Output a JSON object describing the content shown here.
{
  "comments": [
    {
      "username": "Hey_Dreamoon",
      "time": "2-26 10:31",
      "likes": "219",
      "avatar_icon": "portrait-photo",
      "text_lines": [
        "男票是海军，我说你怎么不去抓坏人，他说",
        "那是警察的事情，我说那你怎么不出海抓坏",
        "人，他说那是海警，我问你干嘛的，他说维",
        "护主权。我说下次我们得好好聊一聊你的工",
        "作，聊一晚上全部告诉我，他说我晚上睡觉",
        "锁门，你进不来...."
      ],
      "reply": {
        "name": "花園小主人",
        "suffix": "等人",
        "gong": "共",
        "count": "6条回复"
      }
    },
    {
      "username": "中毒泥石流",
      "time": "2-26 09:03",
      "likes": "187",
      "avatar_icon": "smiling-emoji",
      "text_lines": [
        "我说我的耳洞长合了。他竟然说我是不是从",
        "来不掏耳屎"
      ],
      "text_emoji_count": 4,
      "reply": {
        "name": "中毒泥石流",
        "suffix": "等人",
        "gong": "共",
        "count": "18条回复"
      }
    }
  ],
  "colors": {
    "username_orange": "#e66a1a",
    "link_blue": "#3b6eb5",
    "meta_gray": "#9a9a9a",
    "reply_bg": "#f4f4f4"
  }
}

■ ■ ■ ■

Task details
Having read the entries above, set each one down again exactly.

Solution to the exercise
Output a JSON object describing the content shown here.
{
  "comments": [
    {
      "username": "Hey_Dreamoon",
      "time": "2-26 10:31",
      "likes": "219",
      "avatar_icon": "portrait-photo",
      "text_lines": [
        "男票是海军，我说你怎么不去抓坏人，他说",
        "那是警察的事情，我说那你怎么不出海抓坏",
        "人，他说那是海警，我问你干嘛的，他说维",
        "护主权。我说下次我们得好好聊一聊你的工",
        "作，聊一晚上全部告诉我，他说我晚上睡觉",
        "锁门，你进不来...."
      ],
      "reply": {
        "name": "花園小主人",
        "suffix": "等人",
        "gong": "共",
        "count": "6条回复"
      }
    },
    {
      "username": "中毒泥石流",
      "time": "2-26 09:03",
      "likes": "187",
      "avatar_icon": "smiling-emoji",
      "text_lines": [
        "我说我的耳洞长合了。他竟然说我是不是从",
        "来不掏耳屎"
      ],
      "text_emoji_count": 4,
      "reply": {
        "name": "中毒泥石流",
        "suffix": "等人",
        "gong": "共",
        "count": "18条回复"
      }
    }
  ],
  "colors": {
    "username_orange": "#e66a1a",
    "link_blue": "#3b6eb5",
    "meta_gray": "#9a9a9a",
    "reply_bg": "#f4f4f4"
  }
}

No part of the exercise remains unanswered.